|Consensus Forecasts||Asia Pacific
Our survey for Economic Policy Evaluation covers each of the countries listed above. The data below sets out the consensus responses for two of the Latin American economies, Mexico and Colombia, along with text commentary taken from our February 2021 survey below. To view a sample issue of Latin American Consensus Forecasts please click below.
In Mexico, our respondents are largely supportive of current central bank policy. Indeed, one of the positive factors affecting the consensus forecasts for 2021 is Banxico’s independence with regards to crafting and executing monetary policy. During this pandemic, which caused GDP to decline by -8.3% last year, Banxico cut its policy rate in order to stimulate lending. This was especially notable because on the fiscal side, President López Obrador has refrained from offering significant fiscal support to public bureaucracy and private business (both of which he mistrusts). State energy entities have received targeted fiscal support, while cash handouts to some households were meant to tide over those hardest-hit during the crisis, but on the whole, the fiscal deficit remained around -3% of GDP last year. And so while 64% of respondents believe that current monetary policy is about right, only 9% believe the same for fiscal policy.
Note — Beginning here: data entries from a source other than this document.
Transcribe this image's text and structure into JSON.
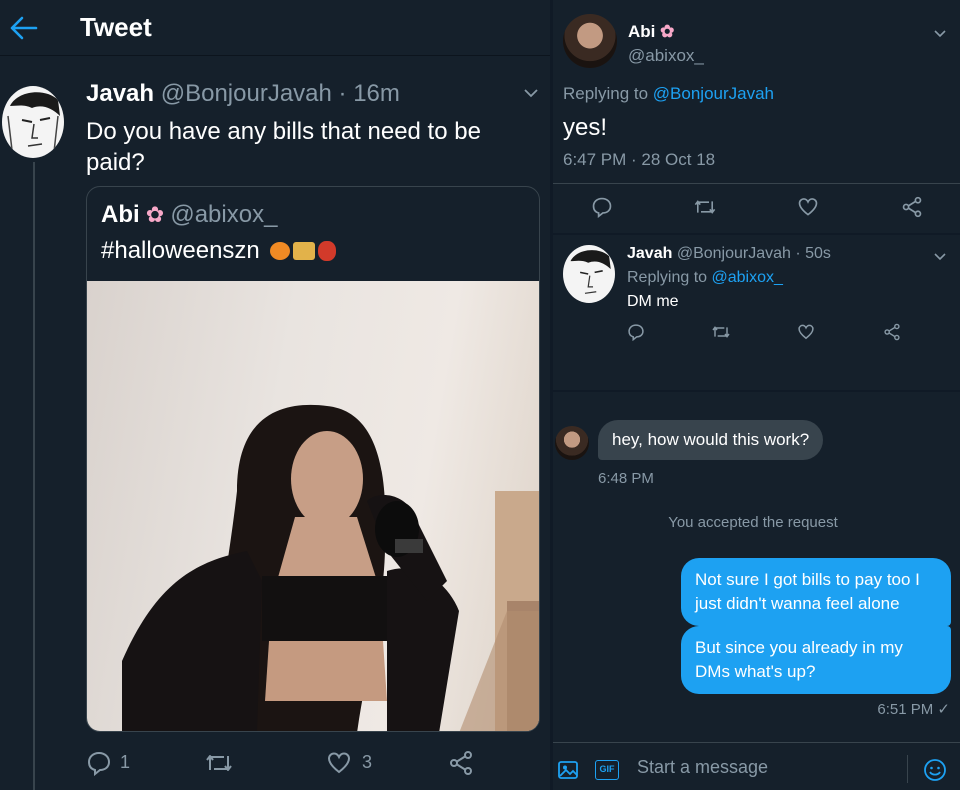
{
  "left": {
    "header_title": "Tweet",
    "tweet": {
      "name": "Javah",
      "handle": "@BonjourJavah",
      "time": "· 16m",
      "text": "Do you have any bills that need to be paid?",
      "quote": {
        "name": "Abi",
        "handle": "@abixox_",
        "text": "#halloweenszn"
      },
      "replies": "1",
      "likes": "3"
    }
  },
  "right_top": {
    "name": "Abi",
    "handle": "@abixox_",
    "replying_prefix": "Replying to ",
    "replying_to": "@BonjourJavah",
    "text": "yes!",
    "timestamp": "6:47 PM · 28 Oct 18"
  },
  "right_reply": {
    "name": "Javah",
    "handle_time": "@BonjourJavah · 50s",
    "replying_prefix": "Replying to ",
    "replying_to": "@abixox_",
    "text": "DM me"
  },
  "dm": {
    "incoming": "hey, how would this work?",
    "incoming_time": "6:48 PM",
    "system": "You accepted the request",
    "outgoing_1": "Not sure I got bills to pay too I just didn't wanna feel alone",
    "outgoing_2": "But since you already in my DMs what's up?",
    "outgoing_time": "6:51 PM ✓",
    "composer_placeholder": "Start a message",
    "gif_label": "GIF"
  },
  "colors": {
    "background": "#15202b",
    "accent": "#1da1f2",
    "muted": "#8899a6",
    "incoming_bubble": "#38444d"
  }
}
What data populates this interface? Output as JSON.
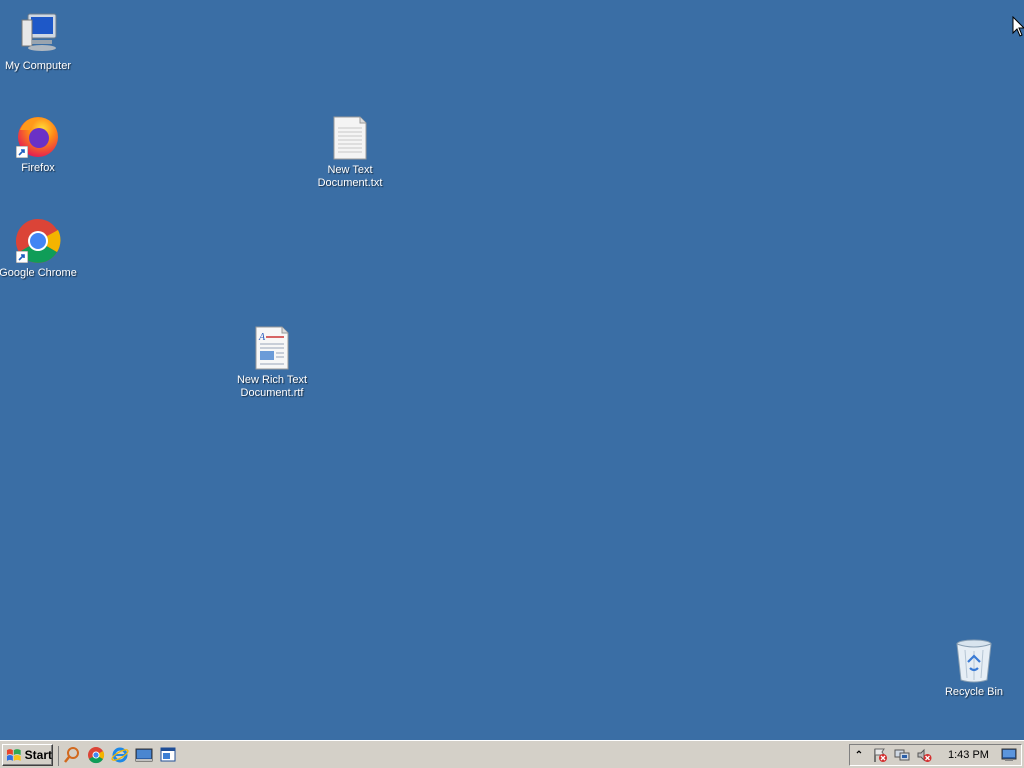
{
  "desktop": {
    "background_color": "#3a6ea5",
    "icons": [
      {
        "label": "My Computer",
        "icon": "computer-icon"
      },
      {
        "label": "Firefox",
        "icon": "firefox-icon"
      },
      {
        "label": "Google Chrome",
        "icon": "chrome-icon"
      },
      {
        "label": "New Text Document.txt",
        "icon": "text-file-icon"
      },
      {
        "label": "New Rich Text Document.rtf",
        "icon": "rtf-file-icon"
      },
      {
        "label": "Recycle Bin",
        "icon": "recycle-bin-icon"
      }
    ]
  },
  "taskbar": {
    "start_label": "Start",
    "quicklaunch": [
      "search-icon",
      "chrome-icon",
      "internet-explorer-icon",
      "show-desktop-icon",
      "window-switcher-icon"
    ],
    "tray": {
      "expand_label": "⌃",
      "icons": [
        "action-center-icon",
        "network-icon",
        "volume-muted-icon"
      ],
      "clock": "1:43 PM"
    }
  }
}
In fact, 91% would like to see the fiscal brakes loosened significantly.
The pandemic has encouraged the authorities in Colombia to pursue accommodative monetary policy and ramp up spending. Despite this, GDP still contracted by a record -6.8% last year. And with inflation having slowed substantially since mid-2020, 43% of respondents think that monetary policy should be looser. On the other hand, 50% believe that fiscal policy should be tightened. Higher government spending, alongside soft oil prices and weak tax receipts have inflated the budget deficit, which many view needs to be reined in.
A portion of text from Latin American Consensus Forecasts, February 15, 2021.